With two months left, 2016 already has been named the hottest year on record by NASA scientists. Naturally, this news has led to increased concern about the effect we are having on the planet.
There are a variety of proposed solutions to the problem, but they often miss the simple fact: Better technology can lead to a cleaner, greener planet.
Take the average American home, for example. As Americans continue to embrace the Internet of Things (IoT), the home is swiftly becoming a central crossroads of digitized, connected technologies. These items are not just connected solutions that improve our quality of life.
Indeed, IoT-enabled home products deliver significant energy savings and emissions reductions, according to research commissioned by the Consumer Technology Association (CTA). The research found connected thermostats, heating-ventilation-air conditioning zoning control, window-covering control, occupancy-based lighting and circuit-level control had the energy-savings potential of up to 10% of the total primary energy consumed by U.S. homes in 2015.
At that rate, the savings would equal the energy consumed by about 3 million people, the electricity produced by 250 coal-fired power plants or 56 million metric tons of carbon dioxide emissions.
As any homeowner knows, proper thermostat management is a great way to cut down on costs, but even our best efforts can’t compare to those of complex algorithms.
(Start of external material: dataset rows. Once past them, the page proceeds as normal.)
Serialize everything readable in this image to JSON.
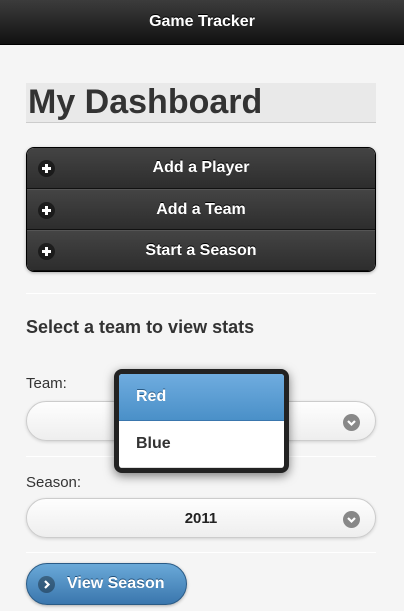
{
  "header": {
    "title": "Game Tracker"
  },
  "page": {
    "title": "My Dashboard"
  },
  "actions": [
    {
      "label": "Add a Player",
      "icon": "plus-icon"
    },
    {
      "label": "Add a Team",
      "icon": "plus-icon"
    },
    {
      "label": "Start a Season",
      "icon": "plus-icon"
    }
  ],
  "stats": {
    "section_title": "Select a team to view stats",
    "team_label": "Team:",
    "team_value": "",
    "season_label": "Season:",
    "season_value": "2011",
    "view_button": "View Season"
  },
  "team_popup": {
    "options": [
      "Red",
      "Blue"
    ],
    "highlighted": "Red"
  }
}
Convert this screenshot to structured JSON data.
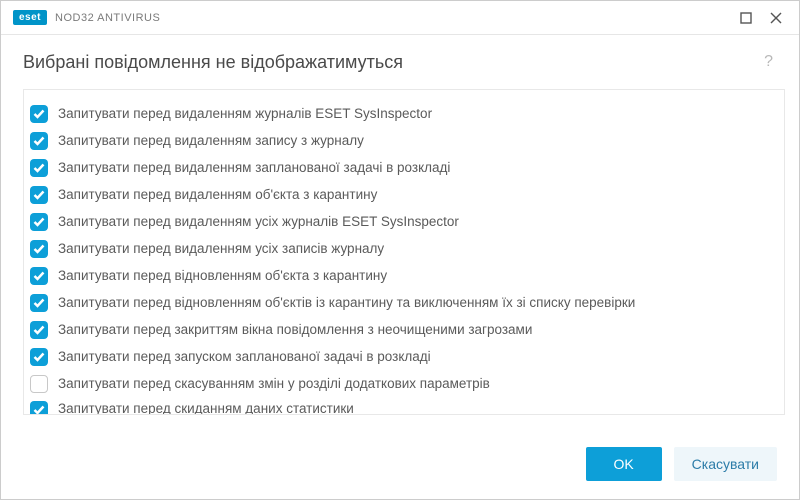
{
  "titlebar": {
    "brand_badge": "eset",
    "brand_text": "NOD32 ANTIVIRUS"
  },
  "header": {
    "title": "Вибрані повідомлення не відображатимуться",
    "help": "?"
  },
  "list": {
    "items": [
      {
        "checked": true,
        "label": "Запитувати перед видаленням журналів ESET SysInspector"
      },
      {
        "checked": true,
        "label": "Запитувати перед видаленням запису з журналу"
      },
      {
        "checked": true,
        "label": "Запитувати перед видаленням запланованої задачі в розкладі"
      },
      {
        "checked": true,
        "label": "Запитувати перед видаленням об'єкта з карантину"
      },
      {
        "checked": true,
        "label": "Запитувати перед видаленням усіх журналів ESET SysInspector"
      },
      {
        "checked": true,
        "label": "Запитувати перед видаленням усіх записів журналу"
      },
      {
        "checked": true,
        "label": "Запитувати перед відновленням об'єкта з карантину"
      },
      {
        "checked": true,
        "label": "Запитувати перед відновленням об'єктів із карантину та виключенням їх зі списку перевірки"
      },
      {
        "checked": true,
        "label": "Запитувати перед закриттям вікна повідомлення з неочищеними загрозами"
      },
      {
        "checked": true,
        "label": "Запитувати перед запуском запланованої задачі в розкладі"
      },
      {
        "checked": false,
        "label": "Запитувати перед скасуванням змін у розділі додаткових параметрів"
      },
      {
        "checked": true,
        "label": "Запитувати перед скиданням даних статистики"
      }
    ]
  },
  "footer": {
    "ok": "OK",
    "cancel": "Скасувати"
  }
}
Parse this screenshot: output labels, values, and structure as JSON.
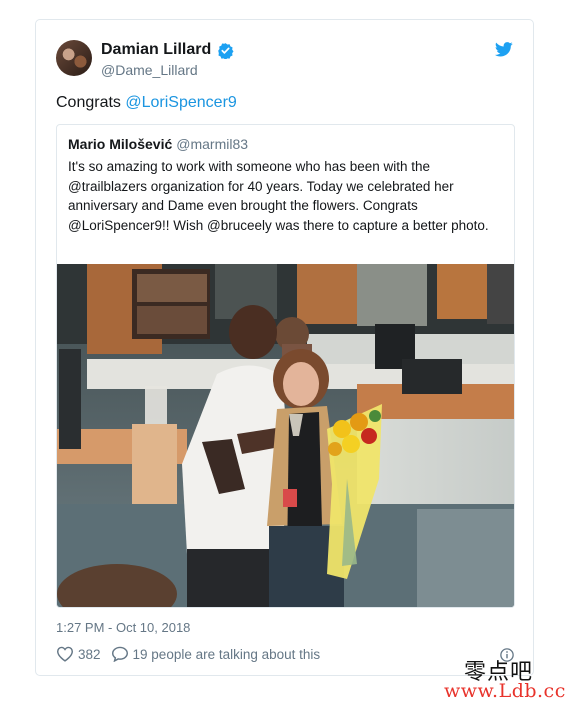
{
  "author": {
    "name": "Damian Lillard",
    "handle": "@Dame_Lillard",
    "verified": true
  },
  "tweet": {
    "text_prefix": "Congrats ",
    "mention": "@LoriSpencer9"
  },
  "quoted_tweet": {
    "name": "Mario Milošević",
    "handle": "@marmil83",
    "text": "It's so amazing to work with someone who has been with the @trailblazers organization for 40 years. Today we celebrated her anniversary and Dame even brought the flowers. Congrats @LoriSpencer9!! Wish @bruceely was there to capture a better photo."
  },
  "timestamp": "1:27 PM - Oct 10, 2018",
  "stats": {
    "likes": "382",
    "replies_text": "19 people are talking about this"
  },
  "icons": {
    "bird": "twitter-bird-icon",
    "verified": "verified-badge-icon",
    "heart": "heart-icon",
    "reply": "reply-bubble-icon",
    "info": "info-icon"
  },
  "colors": {
    "accent": "#1b95e0",
    "secondary_text": "#657786",
    "border": "#e1e8ed"
  },
  "watermark": {
    "chinese": "零点吧",
    "url": "www.Ldb.cc"
  }
}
The Nest thermostat is just one of many technological solutions now available to help us manage our environments in the most efficient way possible, saving users an average of 10% t 12% on their heating bills and 15 percent on cooling expenses.
These cost-savings are one of the many reasons Americans are adopting smart-home technologies at an incredible pace. In 2014, just 13% of U.S. broadband households reported having at least one smart-home device. That figure has more than doubled, according to a CNET-Coldwell Banker study released last summer. Beyond just cost savings, 87% of those surveyed said that the technology makes their lives easier, while 57% say the devices save them time, and 45% report their smart-home technologies save them more than $1,100 annually.
CTA estimates that about 9.5 million smart-home products will sell in the U.S. this year, a 29% increase over last year alone. Eventually, most of the core objects within our homes will be smart, connectable, digitized and sensorized.
Smart-home products are slated to be this year’s hot holiday seller. According to recent CTA research, among consumers who plan to buy tech for the holidays, 24% plan to buy a smart-home product, including 10% who plan to purchase a smart thermostat, 8% who plan to buy a home camera and 6% who plan to purchase a digital-assistant device, such as Amazon’s Echo.
While it’s important to note Americans aren’t necessarily adopting smart-home technologies because they consume less energy, newer tech innovations will help us save money and make our lives more efficient.
Advances in technology are defying the myth that ‘green’ products have to be more expensive. We can realize significant carbon emissions reduction just by becoming more energy efficient.